Exercise

Exercise is an important component of any preventative medicine program (approximately 40% of the lifestyle changes). You are what you eat, and what you do with it, therefore you must “start from within”.

There are many reasons why people do not exercise. Some do not have the time, Some do not have the energy, some feel they are not healthy enough to exercise, and some just simply do not want to exercise.

Bluntly, you can not afford to not make the time. The benefits of exercise include stress relief and increased energy expenditure, making it easier to diet and keep that weight off. No successful sustained weight loss program has ever been devised by man which did not include maintenance exercise.

Exercise is one of the best stress relievers you can practice. Stress is a killer, and is unavoidable in today’s world. It takes a surprisingly small amount of relaxation to overcome the stresses of today’s life. It increases the amount of energy available to the working tissues of the body and increases the amount of fatty tissue burned during a 24-hour time even while at rest.

To review briefly the role of health and exercise, let us go back about 200 years. Dr. William Heberden, who gave the first description of angina , wrote in “Commentaries on the history of Disease and Cures” in 1802, that “I have nothing more to add for the treatment of angina, but did know one patient who set himself the task of sawing wood for an hour and one half early in the day and was nearly cured.” Dr. Heberden lived to be well into his 90s.

A practice begun by John Hilton, chief of surgery at Guys Hospital in London, espoused that after major surgery a patient should rest until all the pain has abated so that the body would “heal itself”. This philosophy soon entered the field of cardiology. Heart attack victims were put to bed and assigned to the invalid category. This became popular until 1951 when Dr. Sam Levine in Boston, Massachusetts espoused the philosophy of getting patients up early, leading to fewer complications. To support his recommendation, Dr. Levine suggested that muscle wasting and increasing body fat were a product of long bed rest, with bone softening, the loss of joint mobility and the loss of bone calcium and its many subsequent side effects. Then you enjoy maintaining that the benefits of early mobilization (exercise) resulted in increased cardiac output and stroke volume, increasing total blood volume, decreased resting heart rate, decreased hypertension, increased oxygen capacity, better wound healing, less postural hypotension and strangest of all, an increase in the exercise capacity by 20 to 30%. Perhaps the best result of this philosophy was the opening of the first cardiac rehab center in Montréal Canada. After careful evaluation of patients recovering from myocardial infarction, they were begun on a progressive exercise program initially starting with walking, then jogging, and later running. All patients were exercised to the point of symptoms. Eight patients wished to demonstrate the effect of cardiac rehabilitation by participating in competition. In 1960, after a thorough metabolic evaluation, all eight were cleared for competition. All eight entered, and finished the Boston Marathon.

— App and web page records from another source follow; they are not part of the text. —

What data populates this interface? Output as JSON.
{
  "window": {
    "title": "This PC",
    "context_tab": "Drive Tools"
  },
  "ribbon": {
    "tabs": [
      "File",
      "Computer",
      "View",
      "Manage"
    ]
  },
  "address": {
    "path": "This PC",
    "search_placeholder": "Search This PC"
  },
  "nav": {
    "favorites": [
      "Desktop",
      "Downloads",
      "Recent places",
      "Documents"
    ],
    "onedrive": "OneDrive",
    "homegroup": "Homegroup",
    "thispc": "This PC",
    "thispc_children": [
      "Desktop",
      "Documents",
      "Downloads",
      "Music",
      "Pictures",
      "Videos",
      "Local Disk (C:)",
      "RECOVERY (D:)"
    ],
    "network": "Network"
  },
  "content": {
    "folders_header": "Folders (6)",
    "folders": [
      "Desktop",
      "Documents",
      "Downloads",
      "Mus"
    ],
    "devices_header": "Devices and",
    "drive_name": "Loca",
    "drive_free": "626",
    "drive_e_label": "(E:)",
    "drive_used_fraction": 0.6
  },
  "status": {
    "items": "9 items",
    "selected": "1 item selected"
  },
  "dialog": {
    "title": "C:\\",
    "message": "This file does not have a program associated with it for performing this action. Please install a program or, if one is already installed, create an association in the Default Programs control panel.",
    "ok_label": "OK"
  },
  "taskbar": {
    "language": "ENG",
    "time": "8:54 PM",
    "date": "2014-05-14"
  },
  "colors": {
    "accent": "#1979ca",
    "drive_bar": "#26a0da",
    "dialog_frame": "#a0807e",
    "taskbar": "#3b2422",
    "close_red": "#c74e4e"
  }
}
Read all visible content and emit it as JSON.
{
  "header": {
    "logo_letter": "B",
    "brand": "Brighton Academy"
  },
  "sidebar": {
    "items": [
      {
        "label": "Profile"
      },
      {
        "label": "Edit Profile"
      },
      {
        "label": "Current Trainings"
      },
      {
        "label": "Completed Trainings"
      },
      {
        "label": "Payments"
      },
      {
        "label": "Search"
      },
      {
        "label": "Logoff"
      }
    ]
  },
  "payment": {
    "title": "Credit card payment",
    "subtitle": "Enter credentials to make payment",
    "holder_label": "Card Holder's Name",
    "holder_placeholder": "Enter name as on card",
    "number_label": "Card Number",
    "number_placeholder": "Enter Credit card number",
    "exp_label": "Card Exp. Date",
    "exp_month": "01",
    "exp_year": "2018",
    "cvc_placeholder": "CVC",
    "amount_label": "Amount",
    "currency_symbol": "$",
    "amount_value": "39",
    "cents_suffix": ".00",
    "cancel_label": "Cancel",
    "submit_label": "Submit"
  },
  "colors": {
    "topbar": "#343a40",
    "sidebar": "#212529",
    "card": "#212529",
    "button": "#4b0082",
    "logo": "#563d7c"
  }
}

To be sure, one should have a thorough history, physical and evaluation of disease related systems, including an evaluation of reserves. Everyone can do some exercise, even if only stretching exercises or walking.

As to the specifics of exercise, this should be determined by the examining physician and an exercise physiologist or personal trainer. Exercise should consist of two phases, anaerobic strengthening exercises, and aerobic cardiovascular exercise. Aerobic exercise is any activity involving large muscle groups, done for an extended period of time. Aerobic exercise can be done for weight loss but also provides cardiovascular benefits. Examples of aerobic exercise include walking, biking, jogging, swimming, aerobics classes and cross-country skiing. Anaerobic exercise usually refers to resistance training. Anaerobic exercise is done primarily to increase muscle mass. Weight training is a form of anaerobic exercise. The anaerobic phase of exercise is devoted to maintaining muscle strength and balance to prevent falls. In our later years fractures from falls are infinitely more devastating than one would expect. Approximately one third of patients who survive corrective hip surgery require nursing home care for the remainder of their life. Approximately 50% of patients without appropriate treatment of osteoporosis (thinning of the bones) will experience a fracture during their lifetime.

An article approximately 10 to 15 years ago in the New England Journal of medicine, suggested that for every three years of regular cardiovascular exercise (30 minutes of aerobic exercise three times a week) one would probably gain approximately 1 year of lifespan.